Atrial Fibrillation Surgery
The Convergent Procedure
At the Maimonides Heart & Vascular Center, we have adopted a multidisciplinary approach to the treatment of atrial fibrillation, drawing on the expertise of cardiothoracic surgeons and electrophysiologists (EPs). This convergent procedure is a minimally invasive, epicardial (outside the heart) and endocardial (inside the heart) approach to treatment.
The convergent procedure offers access to the heart without requiring chest incisions or ports, lung deflation, or pericardial dissections. First, the surgeon inserts a videoscope to view the beating heart through a single, small incision in the abdomen. The surgeon then creates a series of linear lesions on the surface of the heart using radiofrequency ablation. Finally, the electrophysiologist uses three-dimensional endocardial mapping and ablation inside the heart to isolate the pulmonary veins and the posterior left atrium. Click here for more information on the convergent procedure.
The Maze Procedure
A surgical procedure called the Maze Procedure has had excellent results in curing AF. This procedure requires that the cardiac surgeon open the chest, use a heart-lung machine and make numerous small incisions on the atria to block the flow of excess electrical signals that cause AF. Although this is an extremely successful procedure, it is limited in its acceptance due to the invasive technique used.

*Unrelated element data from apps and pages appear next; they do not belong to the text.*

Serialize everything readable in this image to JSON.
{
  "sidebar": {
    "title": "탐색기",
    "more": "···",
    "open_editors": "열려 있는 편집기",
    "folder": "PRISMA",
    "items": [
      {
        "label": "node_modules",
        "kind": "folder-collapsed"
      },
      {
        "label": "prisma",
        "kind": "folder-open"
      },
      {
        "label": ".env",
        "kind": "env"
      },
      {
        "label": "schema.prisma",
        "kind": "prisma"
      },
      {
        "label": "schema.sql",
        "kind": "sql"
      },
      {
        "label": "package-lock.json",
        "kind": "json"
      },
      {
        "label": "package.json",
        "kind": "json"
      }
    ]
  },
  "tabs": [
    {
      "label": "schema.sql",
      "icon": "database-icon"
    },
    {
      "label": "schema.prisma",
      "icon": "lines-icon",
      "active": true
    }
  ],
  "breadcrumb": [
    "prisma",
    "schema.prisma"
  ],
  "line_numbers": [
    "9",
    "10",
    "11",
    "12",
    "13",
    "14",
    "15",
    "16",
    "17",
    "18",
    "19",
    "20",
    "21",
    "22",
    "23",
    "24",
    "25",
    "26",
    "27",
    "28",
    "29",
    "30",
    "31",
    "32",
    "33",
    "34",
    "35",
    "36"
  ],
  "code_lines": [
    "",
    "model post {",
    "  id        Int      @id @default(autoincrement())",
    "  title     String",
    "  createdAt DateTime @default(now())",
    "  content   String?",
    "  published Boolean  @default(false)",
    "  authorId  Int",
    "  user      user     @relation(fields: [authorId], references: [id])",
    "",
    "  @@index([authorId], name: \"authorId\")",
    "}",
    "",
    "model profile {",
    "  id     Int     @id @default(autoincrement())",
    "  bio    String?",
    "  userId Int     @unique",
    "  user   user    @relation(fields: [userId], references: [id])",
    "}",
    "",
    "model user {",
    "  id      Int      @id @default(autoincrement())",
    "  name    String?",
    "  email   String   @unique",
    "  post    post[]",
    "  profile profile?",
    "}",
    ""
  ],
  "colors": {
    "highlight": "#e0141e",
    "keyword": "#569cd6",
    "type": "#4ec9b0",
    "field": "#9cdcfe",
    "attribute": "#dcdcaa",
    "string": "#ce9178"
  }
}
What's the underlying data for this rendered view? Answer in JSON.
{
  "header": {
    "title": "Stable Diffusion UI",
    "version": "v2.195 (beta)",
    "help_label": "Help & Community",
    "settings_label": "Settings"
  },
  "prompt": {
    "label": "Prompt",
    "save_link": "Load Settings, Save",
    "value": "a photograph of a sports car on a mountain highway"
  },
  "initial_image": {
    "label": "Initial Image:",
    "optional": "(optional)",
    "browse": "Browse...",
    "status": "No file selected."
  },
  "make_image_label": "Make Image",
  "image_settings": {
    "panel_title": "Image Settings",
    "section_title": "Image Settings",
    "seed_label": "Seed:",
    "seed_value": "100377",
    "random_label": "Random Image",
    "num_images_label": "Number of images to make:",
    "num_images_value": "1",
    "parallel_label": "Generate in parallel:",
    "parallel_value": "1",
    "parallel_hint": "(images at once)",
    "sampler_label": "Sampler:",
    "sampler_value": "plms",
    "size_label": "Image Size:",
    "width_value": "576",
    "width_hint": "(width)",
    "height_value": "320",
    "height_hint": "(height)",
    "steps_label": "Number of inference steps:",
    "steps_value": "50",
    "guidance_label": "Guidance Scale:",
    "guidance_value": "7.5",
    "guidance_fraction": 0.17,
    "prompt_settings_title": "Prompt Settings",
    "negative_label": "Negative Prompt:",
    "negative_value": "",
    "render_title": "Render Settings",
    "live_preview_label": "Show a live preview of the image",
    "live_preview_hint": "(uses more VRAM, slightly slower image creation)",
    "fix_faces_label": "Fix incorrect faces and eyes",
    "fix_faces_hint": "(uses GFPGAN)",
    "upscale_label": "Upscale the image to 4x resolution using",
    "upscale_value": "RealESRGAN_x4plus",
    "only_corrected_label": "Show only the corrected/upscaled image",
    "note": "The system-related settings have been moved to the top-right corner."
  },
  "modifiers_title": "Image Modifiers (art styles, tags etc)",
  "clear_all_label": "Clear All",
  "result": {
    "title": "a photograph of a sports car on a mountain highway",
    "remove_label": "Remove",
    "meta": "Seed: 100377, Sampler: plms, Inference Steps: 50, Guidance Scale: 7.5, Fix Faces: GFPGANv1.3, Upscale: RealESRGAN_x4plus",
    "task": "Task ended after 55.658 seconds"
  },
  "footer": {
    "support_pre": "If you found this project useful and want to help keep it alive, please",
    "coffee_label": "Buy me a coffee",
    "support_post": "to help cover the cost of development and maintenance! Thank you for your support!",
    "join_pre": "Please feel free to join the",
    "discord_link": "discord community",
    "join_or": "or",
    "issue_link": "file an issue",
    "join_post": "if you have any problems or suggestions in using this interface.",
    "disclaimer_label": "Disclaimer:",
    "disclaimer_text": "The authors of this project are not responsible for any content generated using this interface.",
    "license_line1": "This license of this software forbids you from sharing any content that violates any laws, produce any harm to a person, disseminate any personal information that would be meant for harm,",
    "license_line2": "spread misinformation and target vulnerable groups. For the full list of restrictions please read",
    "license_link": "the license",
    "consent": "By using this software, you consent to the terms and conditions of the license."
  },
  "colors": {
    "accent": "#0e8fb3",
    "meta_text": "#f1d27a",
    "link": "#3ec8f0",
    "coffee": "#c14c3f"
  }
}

Recent advances, pioneered by the doctors at Maimonides, have greatly simplified surgery to stop AF. They have developed a technique known as Endoscopic Microwave Ablation (or a modified Maze), which is much faster and safer than the Maze. In this procedure, surgeons use radio frequency or microwave energy probes to create the same scars as traditional surgery, but does not require the use of a heart-lung machine. It does not require stopping the heart or making incisions on it. It can be performed through tiny key-hole incisions in the chest and usually can be completed within two hours. Patients often go home the day after surgery.